**Instructions for the task**. Give the number of lines below that contain the word "Remember", and nothing else.

**Supplied records**.
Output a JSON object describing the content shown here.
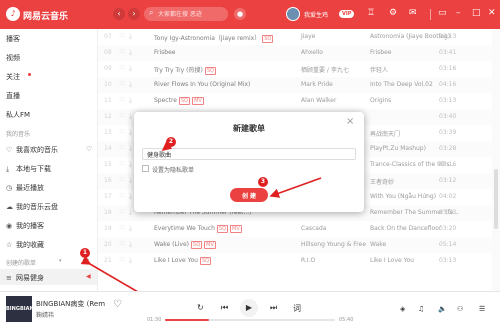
{
  "app": {
    "title": "网易云音乐"
  },
  "search": {
    "placeholder": "大家都在搜 恶迹"
  },
  "user": {
    "name": "我爱生鸡",
    "vip": "VIP"
  },
  "colors": {
    "brand": "#ec4141"
  },
  "sidebar": {
    "items": [
      {
        "label": "播客"
      },
      {
        "label": "视频"
      },
      {
        "label": "关注"
      },
      {
        "label": "直播"
      },
      {
        "label": "私人FM"
      }
    ],
    "my_music_title": "我的音乐",
    "my_music": [
      {
        "label": "我喜欢的音乐",
        "icon": "heart-icon"
      },
      {
        "label": "本地与下载",
        "icon": "download-icon"
      },
      {
        "label": "最近播放",
        "icon": "clock-icon"
      },
      {
        "label": "我的音乐云盘",
        "icon": "cloud-icon"
      },
      {
        "label": "我的播客",
        "icon": "podcast-icon"
      },
      {
        "label": "我的收藏",
        "icon": "star-icon"
      }
    ],
    "created_title": "创建的歌单",
    "playlist": "网易健身"
  },
  "songs": [
    {
      "num": "07",
      "title": "Tony Igy-Astronomia（Jiaye remix）",
      "tag": "SQ",
      "artist": "Jiaye",
      "album": "Astronomia (Jiaye Bootleg)",
      "duration": "03:13"
    },
    {
      "num": "08",
      "title": "Frisbee",
      "tag": "",
      "artist": "Ahxello",
      "album": "Frisbee",
      "duration": "03:41"
    },
    {
      "num": "09",
      "title": "Try Try Try (热搜)",
      "tag": "SQ",
      "artist": "栖顾重要 / 李九七",
      "album": "伴轻人",
      "duration": "03:16"
    },
    {
      "num": "10",
      "title": "River Flows In You (Original Mix)",
      "tag": "",
      "artist": "Mark Pride",
      "album": "Into The Deep Vol.02",
      "duration": "04:16"
    },
    {
      "num": "11",
      "title": "Spectre",
      "tag": "SQ",
      "tag2": "MV",
      "artist": "Alan Walker",
      "album": "Origins",
      "duration": "03:13"
    },
    {
      "num": "12",
      "title": "",
      "tag": "",
      "artist": "",
      "album": "",
      "duration": "03:40"
    },
    {
      "num": "13",
      "title": "",
      "tag": "",
      "artist": "",
      "album": "再战南天门",
      "duration": "03:39"
    },
    {
      "num": "14",
      "title": "",
      "tag": "",
      "artist": "",
      "album": "PlayPt.Zu Mashup)",
      "duration": "03:28"
    },
    {
      "num": "15",
      "title": "",
      "tag": "",
      "artist": "",
      "album": "Trance-Classics of the 90's...",
      "duration": "03:16"
    },
    {
      "num": "16",
      "title": "",
      "tag": "",
      "artist": "",
      "album": "王者奇妙",
      "duration": "03:12"
    },
    {
      "num": "17",
      "title": "",
      "tag": "",
      "artist": "",
      "album": "With You (Ngẫu Hứng)",
      "duration": "04:02"
    },
    {
      "num": "18",
      "title": "Remember The Summer (feat...)",
      "tag": "",
      "artist": "",
      "album": "Remember The Summer (fe...",
      "duration": "03:33"
    },
    {
      "num": "19",
      "title": "Everytime We Touch",
      "tag": "SQ",
      "tag2": "MV",
      "artist": "Cascada",
      "album": "Back On the Dancefloor",
      "duration": "03:20"
    },
    {
      "num": "20",
      "title": "Wake (Live)",
      "tag": "SQ",
      "tag2": "MV",
      "artist": "Hillsong Young & Free",
      "album": "Wake",
      "duration": "05:14"
    },
    {
      "num": "21",
      "title": "Like I Love You",
      "tag": "SQ",
      "artist": "R.I.O",
      "album": "Like I Love You",
      "duration": "03:13"
    }
  ],
  "dialog": {
    "title": "新建歌单",
    "input_value": "健身歌曲",
    "checkbox_label": "设置为隐私歌单",
    "create_label": "创 建"
  },
  "annotations": [
    "1",
    "2",
    "3"
  ],
  "player": {
    "cover_text": "BINGBIAN",
    "title": "BINGBIAN病变 (Rem",
    "artist": "鞠婧祎",
    "current": "01:30",
    "total": "05:40",
    "progress": 0.26
  }
}
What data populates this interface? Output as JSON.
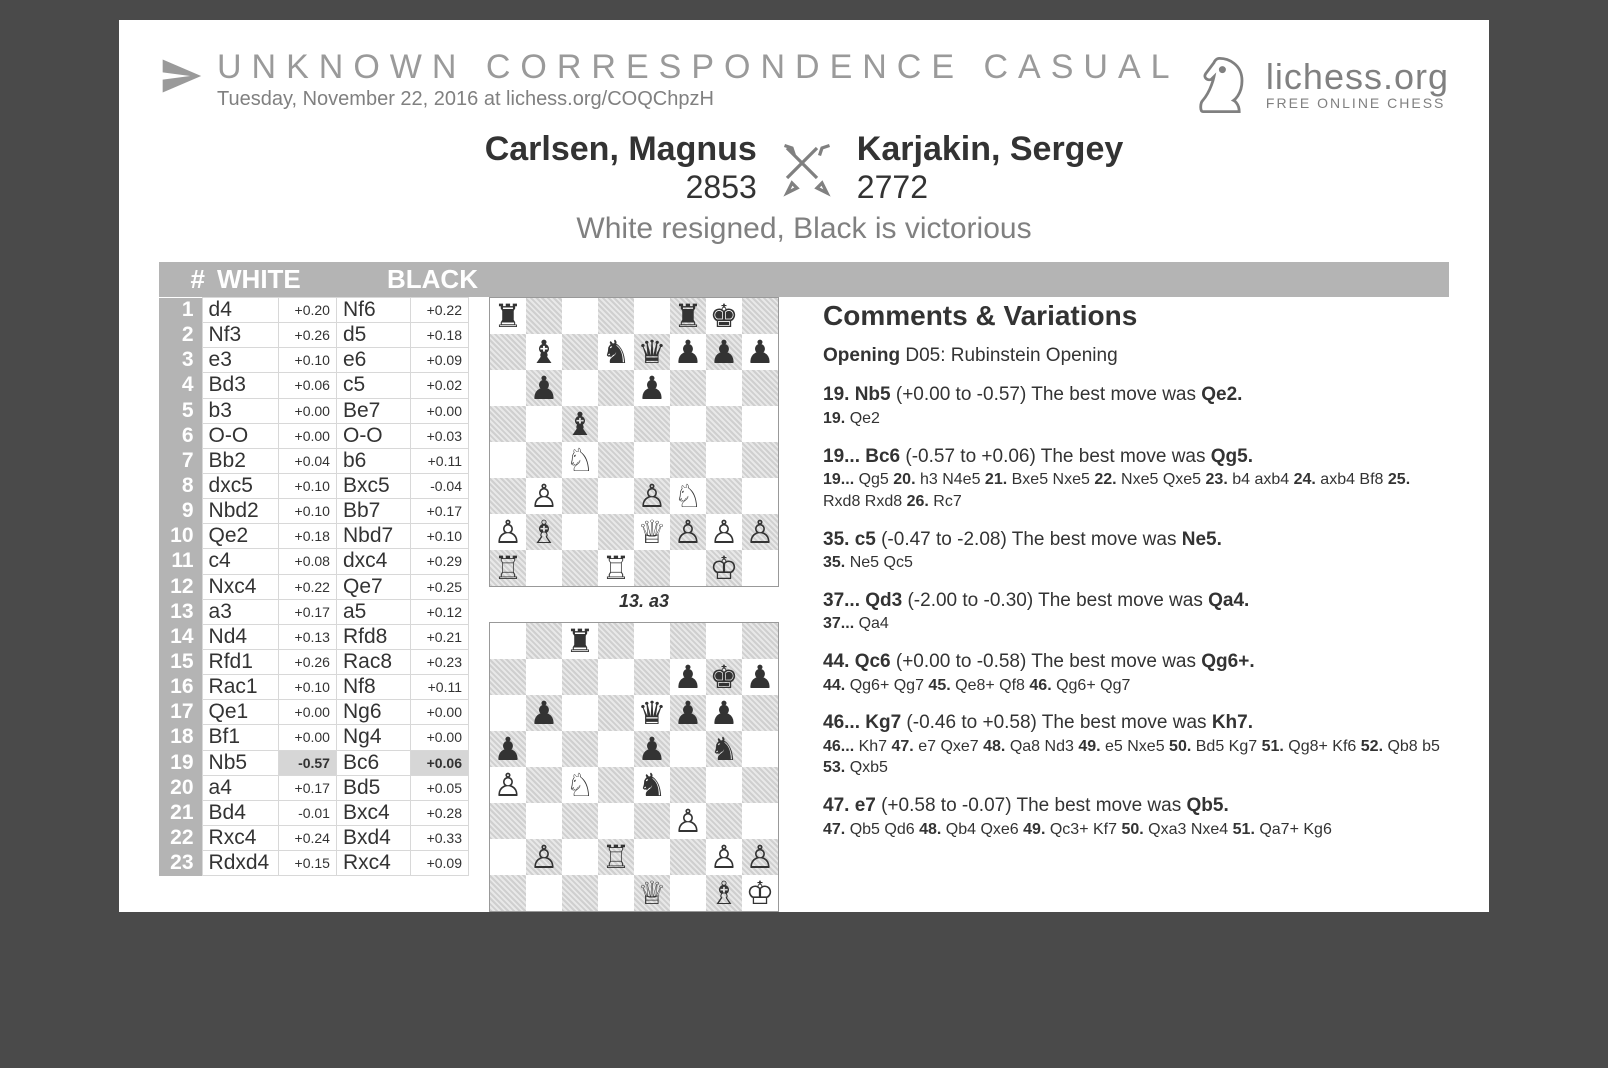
{
  "header": {
    "title": "UNKNOWN CORRESPONDENCE CASUAL",
    "subtitle": "Tuesday, November 22, 2016 at lichess.org/COQChpzH"
  },
  "brand": {
    "name": "lichess.org",
    "tag": "FREE ONLINE CHESS"
  },
  "white": {
    "name": "Carlsen, Magnus",
    "rating": "2853"
  },
  "black": {
    "name": "Karjakin, Sergey",
    "rating": "2772"
  },
  "result": "White resigned, Black is victorious",
  "cols": {
    "num": "#",
    "white": "WHITE",
    "black": "BLACK"
  },
  "moves": [
    {
      "n": "1",
      "w": "d4",
      "we": "+0.20",
      "b": "Nf6",
      "be": "+0.22"
    },
    {
      "n": "2",
      "w": "Nf3",
      "we": "+0.26",
      "b": "d5",
      "be": "+0.18"
    },
    {
      "n": "3",
      "w": "e3",
      "we": "+0.10",
      "b": "e6",
      "be": "+0.09"
    },
    {
      "n": "4",
      "w": "Bd3",
      "we": "+0.06",
      "b": "c5",
      "be": "+0.02"
    },
    {
      "n": "5",
      "w": "b3",
      "we": "+0.00",
      "b": "Be7",
      "be": "+0.00"
    },
    {
      "n": "6",
      "w": "O-O",
      "we": "+0.00",
      "b": "O-O",
      "be": "+0.03"
    },
    {
      "n": "7",
      "w": "Bb2",
      "we": "+0.04",
      "b": "b6",
      "be": "+0.11"
    },
    {
      "n": "8",
      "w": "dxc5",
      "we": "+0.10",
      "b": "Bxc5",
      "be": "-0.04"
    },
    {
      "n": "9",
      "w": "Nbd2",
      "we": "+0.10",
      "b": "Bb7",
      "be": "+0.17"
    },
    {
      "n": "10",
      "w": "Qe2",
      "we": "+0.18",
      "b": "Nbd7",
      "be": "+0.10"
    },
    {
      "n": "11",
      "w": "c4",
      "we": "+0.08",
      "b": "dxc4",
      "be": "+0.29"
    },
    {
      "n": "12",
      "w": "Nxc4",
      "we": "+0.22",
      "b": "Qe7",
      "be": "+0.25"
    },
    {
      "n": "13",
      "w": "a3",
      "we": "+0.17",
      "b": "a5",
      "be": "+0.12"
    },
    {
      "n": "14",
      "w": "Nd4",
      "we": "+0.13",
      "b": "Rfd8",
      "be": "+0.21"
    },
    {
      "n": "15",
      "w": "Rfd1",
      "we": "+0.26",
      "b": "Rac8",
      "be": "+0.23"
    },
    {
      "n": "16",
      "w": "Rac1",
      "we": "+0.10",
      "b": "Nf8",
      "be": "+0.11"
    },
    {
      "n": "17",
      "w": "Qe1",
      "we": "+0.00",
      "b": "Ng6",
      "be": "+0.00"
    },
    {
      "n": "18",
      "w": "Bf1",
      "we": "+0.00",
      "b": "Ng4",
      "be": "+0.00"
    },
    {
      "n": "19",
      "w": "Nb5",
      "we": "-0.57",
      "b": "Bc6",
      "be": "+0.06",
      "hl": true
    },
    {
      "n": "20",
      "w": "a4",
      "we": "+0.17",
      "b": "Bd5",
      "be": "+0.05"
    },
    {
      "n": "21",
      "w": "Bd4",
      "we": "-0.01",
      "b": "Bxc4",
      "be": "+0.28"
    },
    {
      "n": "22",
      "w": "Rxc4",
      "we": "+0.24",
      "b": "Bxd4",
      "be": "+0.33"
    },
    {
      "n": "23",
      "w": "Rdxd4",
      "we": "+0.15",
      "b": "Rxc4",
      "be": "+0.09"
    }
  ],
  "board1": {
    "caption": "13. a3",
    "rows": [
      "r....rk.",
      ".b.nqppp",
      ".p..p...",
      "..b.....",
      "..N.....",
      ".P..PN..",
      "PB..QPPP",
      "R..R..K."
    ]
  },
  "board2": {
    "rows": [
      "..r.....",
      ".....pkp",
      ".p..qpp.",
      "p...p.n.",
      "P.N.n...",
      ".....P..",
      ".P.R..PP",
      "....Q.BK"
    ]
  },
  "comments": {
    "heading": "Comments & Variations",
    "opening_lead": "Opening",
    "opening": "D05: Rubinstein Opening",
    "items": [
      {
        "head": "19. Nb5",
        "range": "(+0.00 to -0.57)",
        "best": "Qe2.",
        "line": "19. Qe2"
      },
      {
        "head": "19... Bc6",
        "range": "(-0.57 to +0.06)",
        "best": "Qg5.",
        "line": "19... Qg5 20. h3 N4e5 21. Bxe5 Nxe5 22. Nxe5 Qxe5 23. b4 axb4 24. axb4 Bf8 25. Rxd8 Rxd8 26. Rc7"
      },
      {
        "head": "35. c5",
        "range": "(-0.47 to -2.08)",
        "best": "Ne5.",
        "line": "35. Ne5 Qc5"
      },
      {
        "head": "37... Qd3",
        "range": "(-2.00 to -0.30)",
        "best": "Qa4.",
        "line": "37... Qa4"
      },
      {
        "head": "44. Qc6",
        "range": "(+0.00 to -0.58)",
        "best": "Qg6+.",
        "line": "44. Qg6+ Qg7 45. Qe8+ Qf8 46. Qg6+ Qg7"
      },
      {
        "head": "46... Kg7",
        "range": "(-0.46 to +0.58)",
        "best": "Kh7.",
        "line": "46... Kh7 47. e7 Qxe7 48. Qa8 Nd3 49. e5 Nxe5 50. Bd5 Kg7 51. Qg8+ Kf6 52. Qb8 b5 53. Qxb5"
      },
      {
        "head": "47. e7",
        "range": "(+0.58 to -0.07)",
        "best": "Qb5.",
        "line": "47. Qb5 Qd6 48. Qb4 Qxe6 49. Qc3+ Kf7 50. Qxa3 Nxe4 51. Qa7+ Kg6"
      }
    ],
    "best_label": "The best move was"
  }
}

**Solution**. 2